START INPUT FOR THIS TASK
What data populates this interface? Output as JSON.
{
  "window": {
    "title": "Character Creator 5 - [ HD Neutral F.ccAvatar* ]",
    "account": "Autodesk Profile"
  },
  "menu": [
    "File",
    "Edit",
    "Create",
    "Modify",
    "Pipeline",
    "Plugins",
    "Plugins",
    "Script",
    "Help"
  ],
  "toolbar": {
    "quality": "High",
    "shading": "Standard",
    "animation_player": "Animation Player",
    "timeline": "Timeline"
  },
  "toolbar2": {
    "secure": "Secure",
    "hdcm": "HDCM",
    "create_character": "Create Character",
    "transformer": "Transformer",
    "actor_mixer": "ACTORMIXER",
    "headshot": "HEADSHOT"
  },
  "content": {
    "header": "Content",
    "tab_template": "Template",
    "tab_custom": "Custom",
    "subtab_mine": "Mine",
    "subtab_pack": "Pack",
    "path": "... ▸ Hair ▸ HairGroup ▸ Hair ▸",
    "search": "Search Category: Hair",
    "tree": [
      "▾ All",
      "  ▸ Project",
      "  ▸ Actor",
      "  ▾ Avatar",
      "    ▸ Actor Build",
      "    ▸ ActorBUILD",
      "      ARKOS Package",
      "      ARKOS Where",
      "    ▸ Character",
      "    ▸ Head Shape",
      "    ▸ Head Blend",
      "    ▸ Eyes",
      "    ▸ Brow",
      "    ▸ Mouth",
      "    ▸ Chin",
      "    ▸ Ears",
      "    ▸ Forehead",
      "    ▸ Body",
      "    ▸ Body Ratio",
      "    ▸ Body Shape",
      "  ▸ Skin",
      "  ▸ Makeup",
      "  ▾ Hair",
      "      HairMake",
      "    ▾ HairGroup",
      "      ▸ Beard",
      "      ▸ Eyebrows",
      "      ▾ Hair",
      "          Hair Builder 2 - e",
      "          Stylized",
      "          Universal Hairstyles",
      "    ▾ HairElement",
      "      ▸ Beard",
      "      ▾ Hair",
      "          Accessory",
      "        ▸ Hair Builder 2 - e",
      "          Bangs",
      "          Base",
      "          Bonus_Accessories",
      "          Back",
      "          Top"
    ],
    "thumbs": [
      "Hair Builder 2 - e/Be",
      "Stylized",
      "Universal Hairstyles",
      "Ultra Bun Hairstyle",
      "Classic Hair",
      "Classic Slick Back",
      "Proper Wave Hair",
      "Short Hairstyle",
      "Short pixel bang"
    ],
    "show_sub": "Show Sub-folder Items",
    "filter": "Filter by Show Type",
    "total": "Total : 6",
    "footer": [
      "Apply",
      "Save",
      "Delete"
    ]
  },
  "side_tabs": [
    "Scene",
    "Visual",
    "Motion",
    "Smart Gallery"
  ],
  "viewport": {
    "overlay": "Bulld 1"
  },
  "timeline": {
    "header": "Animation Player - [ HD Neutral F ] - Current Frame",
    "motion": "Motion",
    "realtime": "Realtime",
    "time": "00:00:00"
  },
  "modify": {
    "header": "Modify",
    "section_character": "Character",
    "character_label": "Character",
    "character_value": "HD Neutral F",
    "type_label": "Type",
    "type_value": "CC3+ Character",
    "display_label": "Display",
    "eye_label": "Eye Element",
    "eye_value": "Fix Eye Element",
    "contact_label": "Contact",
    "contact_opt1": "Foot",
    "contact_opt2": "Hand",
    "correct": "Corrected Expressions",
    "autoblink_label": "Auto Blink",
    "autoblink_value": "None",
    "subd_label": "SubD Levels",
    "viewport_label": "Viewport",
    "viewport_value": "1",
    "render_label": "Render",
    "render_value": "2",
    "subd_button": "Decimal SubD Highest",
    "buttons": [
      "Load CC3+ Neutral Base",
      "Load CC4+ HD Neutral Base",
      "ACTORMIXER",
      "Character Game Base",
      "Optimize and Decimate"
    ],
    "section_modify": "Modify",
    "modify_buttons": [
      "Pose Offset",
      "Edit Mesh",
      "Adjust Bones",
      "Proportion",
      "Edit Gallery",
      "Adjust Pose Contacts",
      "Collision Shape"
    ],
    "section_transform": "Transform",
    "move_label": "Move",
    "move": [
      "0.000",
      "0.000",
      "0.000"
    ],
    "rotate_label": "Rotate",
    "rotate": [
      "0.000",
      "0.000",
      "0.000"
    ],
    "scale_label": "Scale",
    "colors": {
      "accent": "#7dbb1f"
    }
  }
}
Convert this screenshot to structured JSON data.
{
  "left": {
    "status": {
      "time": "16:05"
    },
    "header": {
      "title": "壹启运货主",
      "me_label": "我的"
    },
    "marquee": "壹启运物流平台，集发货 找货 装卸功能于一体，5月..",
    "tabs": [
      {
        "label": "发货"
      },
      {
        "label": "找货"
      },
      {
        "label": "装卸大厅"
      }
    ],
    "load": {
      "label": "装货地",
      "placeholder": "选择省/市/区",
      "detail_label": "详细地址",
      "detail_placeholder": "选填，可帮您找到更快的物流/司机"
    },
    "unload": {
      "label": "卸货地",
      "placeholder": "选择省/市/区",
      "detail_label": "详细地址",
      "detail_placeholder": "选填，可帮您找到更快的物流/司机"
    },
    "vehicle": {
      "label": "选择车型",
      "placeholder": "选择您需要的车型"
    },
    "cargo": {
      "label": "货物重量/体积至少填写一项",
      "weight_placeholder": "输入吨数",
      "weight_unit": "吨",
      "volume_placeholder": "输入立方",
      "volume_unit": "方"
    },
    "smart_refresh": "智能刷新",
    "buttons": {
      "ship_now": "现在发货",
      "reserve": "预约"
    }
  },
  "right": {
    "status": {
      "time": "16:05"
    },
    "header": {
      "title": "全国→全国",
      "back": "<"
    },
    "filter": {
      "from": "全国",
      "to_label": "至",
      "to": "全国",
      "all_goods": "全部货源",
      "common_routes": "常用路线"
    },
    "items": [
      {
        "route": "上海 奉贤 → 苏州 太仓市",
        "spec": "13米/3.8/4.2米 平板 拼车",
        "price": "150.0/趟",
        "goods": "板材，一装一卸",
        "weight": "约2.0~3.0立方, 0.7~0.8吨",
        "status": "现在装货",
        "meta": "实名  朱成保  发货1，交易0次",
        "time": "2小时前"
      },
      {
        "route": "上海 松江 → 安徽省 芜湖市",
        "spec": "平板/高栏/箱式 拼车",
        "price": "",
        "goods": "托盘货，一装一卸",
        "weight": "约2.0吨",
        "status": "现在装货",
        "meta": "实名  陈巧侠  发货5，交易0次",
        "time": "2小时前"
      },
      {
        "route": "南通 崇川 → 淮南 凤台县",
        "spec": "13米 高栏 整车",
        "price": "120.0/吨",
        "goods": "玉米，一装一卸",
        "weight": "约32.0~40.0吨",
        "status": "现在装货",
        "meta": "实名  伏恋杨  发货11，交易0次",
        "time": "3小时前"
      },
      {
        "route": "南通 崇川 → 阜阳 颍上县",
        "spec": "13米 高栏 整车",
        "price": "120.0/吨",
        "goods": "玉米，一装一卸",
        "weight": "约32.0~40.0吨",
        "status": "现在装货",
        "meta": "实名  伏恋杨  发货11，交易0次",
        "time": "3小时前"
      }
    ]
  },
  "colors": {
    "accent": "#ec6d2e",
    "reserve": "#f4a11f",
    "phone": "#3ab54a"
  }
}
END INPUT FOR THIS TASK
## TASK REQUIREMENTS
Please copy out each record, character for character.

## REPLY TO THE EXERCISE
What data populates this interface? Output as JSON.
{
  "window": {
    "title": "Character Creator 5 - [ HD Neutral F.ccAvatar* ]",
    "account": "Autodesk Profile"
  },
  "menu": [
    "File",
    "Edit",
    "Create",
    "Modify",
    "Pipeline",
    "Plugins",
    "Plugins",
    "Script",
    "Help"
  ],
  "toolbar": {
    "quality": "High",
    "shading": "Standard",
    "animation_player": "Animation Player",
    "timeline": "Timeline"
  },
  "toolbar2": {
    "secure": "Secure",
    "hdcm": "HDCM",
    "create_character": "Create Character",
    "transformer": "Transformer",
    "actor_mixer": "ACTORMIXER",
    "headshot": "HEADSHOT"
  },
  "content": {
    "header": "Content",
    "tab_template": "Template",
    "tab_custom": "Custom",
    "subtab_mine": "Mine",
    "subtab_pack": "Pack",
    "path": "... ▸ Hair ▸ HairGroup ▸ Hair ▸",
    "search": "Search Category: Hair",
    "tree": [
      "▾ All",
      "  ▸ Project",
      "  ▸ Actor",
      "  ▾ Avatar",
      "    ▸ Actor Build",
      "    ▸ ActorBUILD",
      "      ARKOS Package",
      "      ARKOS Where",
      "    ▸ Character",
      "    ▸ Head Shape",
      "    ▸ Head Blend",
      "    ▸ Eyes",
      "    ▸ Brow",
      "    ▸ Mouth",
      "    ▸ Chin",
      "    ▸ Ears",
      "    ▸ Forehead",
      "    ▸ Body",
      "    ▸ Body Ratio",
      "    ▸ Body Shape",
      "  ▸ Skin",
      "  ▸ Makeup",
      "  ▾ Hair",
      "      HairMake",
      "    ▾ HairGroup",
      "      ▸ Beard",
      "      ▸ Eyebrows",
      "      ▾ Hair",
      "          Hair Builder 2 - e",
      "          Stylized",
      "          Universal Hairstyles",
      "    ▾ HairElement",
      "      ▸ Beard",
      "      ▾ Hair",
      "          Accessory",
      "        ▸ Hair Builder 2 - e",
      "          Bangs",
      "          Base",
      "          Bonus_Accessories",
      "          Back",
      "          Top"
    ],
    "thumbs": [
      "Hair Builder 2 - e/Be",
      "Stylized",
      "Universal Hairstyles",
      "Ultra Bun Hairstyle",
      "Classic Hair",
      "Classic Slick Back",
      "Proper Wave Hair",
      "Short Hairstyle",
      "Short pixel bang"
    ],
    "show_sub": "Show Sub-folder Items",
    "filter": "Filter by Show Type",
    "total": "Total : 6",
    "footer": [
      "Apply",
      "Save",
      "Delete"
    ]
  },
  "side_tabs": [
    "Scene",
    "Visual",
    "Motion",
    "Smart Gallery"
  ],
  "viewport": {
    "overlay": "Bulld 1"
  },
  "timeline": {
    "header": "Animation Player - [ HD Neutral F ] - Current Frame",
    "motion": "Motion",
    "realtime": "Realtime",
    "time": "00:00:00"
  },
  "modify": {
    "header": "Modify",
    "section_character": "Character",
    "character_label": "Character",
    "character_value": "HD Neutral F",
    "type_label": "Type",
    "type_value": "CC3+ Character",
    "display_label": "Display",
    "eye_label": "Eye Element",
    "eye_value": "Fix Eye Element",
    "contact_label": "Contact",
    "contact_opt1": "Foot",
    "contact_opt2": "Hand",
    "correct": "Corrected Expressions",
    "autoblink_label": "Auto Blink",
    "autoblink_value": "None",
    "subd_label": "SubD Levels",
    "viewport_label": "Viewport",
    "viewport_value": "1",
    "render_label": "Render",
    "render_value": "2",
    "subd_button": "Decimal SubD Highest",
    "buttons": [
      "Load CC3+ Neutral Base",
      "Load CC4+ HD Neutral Base",
      "ACTORMIXER",
      "Character Game Base",
      "Optimize and Decimate"
    ],
    "section_modify": "Modify",
    "modify_buttons": [
      "Pose Offset",
      "Edit Mesh",
      "Adjust Bones",
      "Proportion",
      "Edit Gallery",
      "Adjust Pose Contacts",
      "Collision Shape"
    ],
    "section_transform": "Transform",
    "move_label": "Move",
    "move": [
      "0.000",
      "0.000",
      "0.000"
    ],
    "rotate_label": "Rotate",
    "rotate": [
      "0.000",
      "0.000",
      "0.000"
    ],
    "scale_label": "Scale",
    "colors": {
      "accent": "#7dbb1f"
    }
  }
}
Convert this screenshot to structured JSON data.
{
  "left": {
    "status": {
      "time": "16:05"
    },
    "header": {
      "title": "壹启运货主",
      "me_label": "我的"
    },
    "marquee": "壹启运物流平台，集发货 找货 装卸功能于一体，5月..",
    "tabs": [
      {
        "label": "发货"
      },
      {
        "label": "找货"
      },
      {
        "label": "装卸大厅"
      }
    ],
    "load": {
      "label": "装货地",
      "placeholder": "选择省/市/区",
      "detail_label": "详细地址",
      "detail_placeholder": "选填，可帮您找到更快的物流/司机"
    },
    "unload": {
      "label": "卸货地",
      "placeholder": "选择省/市/区",
      "detail_label": "详细地址",
      "detail_placeholder": "选填，可帮您找到更快的物流/司机"
    },
    "vehicle": {
      "label": "选择车型",
      "placeholder": "选择您需要的车型"
    },
    "cargo": {
      "label": "货物重量/体积至少填写一项",
      "weight_placeholder": "输入吨数",
      "weight_unit": "吨",
      "volume_placeholder": "输入立方",
      "volume_unit": "方"
    },
    "smart_refresh": "智能刷新",
    "buttons": {
      "ship_now": "现在发货",
      "reserve": "预约"
    }
  },
  "right": {
    "status": {
      "time": "16:05"
    },
    "header": {
      "title": "全国→全国",
      "back": "<"
    },
    "filter": {
      "from": "全国",
      "to_label": "至",
      "to": "全国",
      "all_goods": "全部货源",
      "common_routes": "常用路线"
    },
    "items": [
      {
        "route": "上海 奉贤 → 苏州 太仓市",
        "spec": "13米/3.8/4.2米 平板 拼车",
        "price": "150.0/趟",
        "goods": "板材，一装一卸",
        "weight": "约2.0~3.0立方, 0.7~0.8吨",
        "status": "现在装货",
        "meta": "实名  朱成保  发货1，交易0次",
        "time": "2小时前"
      },
      {
        "route": "上海 松江 → 安徽省 芜湖市",
        "spec": "平板/高栏/箱式 拼车",
        "price": "",
        "goods": "托盘货，一装一卸",
        "weight": "约2.0吨",
        "status": "现在装货",
        "meta": "实名  陈巧侠  发货5，交易0次",
        "time": "2小时前"
      },
      {
        "route": "南通 崇川 → 淮南 凤台县",
        "spec": "13米 高栏 整车",
        "price": "120.0/吨",
        "goods": "玉米，一装一卸",
        "weight": "约32.0~40.0吨",
        "status": "现在装货",
        "meta": "实名  伏恋杨  发货11，交易0次",
        "time": "3小时前"
      },
      {
        "route": "南通 崇川 → 阜阳 颍上县",
        "spec": "13米 高栏 整车",
        "price": "120.0/吨",
        "goods": "玉米，一装一卸",
        "weight": "约32.0~40.0吨",
        "status": "现在装货",
        "meta": "实名  伏恋杨  发货11，交易0次",
        "time": "3小时前"
      }
    ]
  },
  "colors": {
    "accent": "#ec6d2e",
    "reserve": "#f4a11f",
    "phone": "#3ab54a"
  }
}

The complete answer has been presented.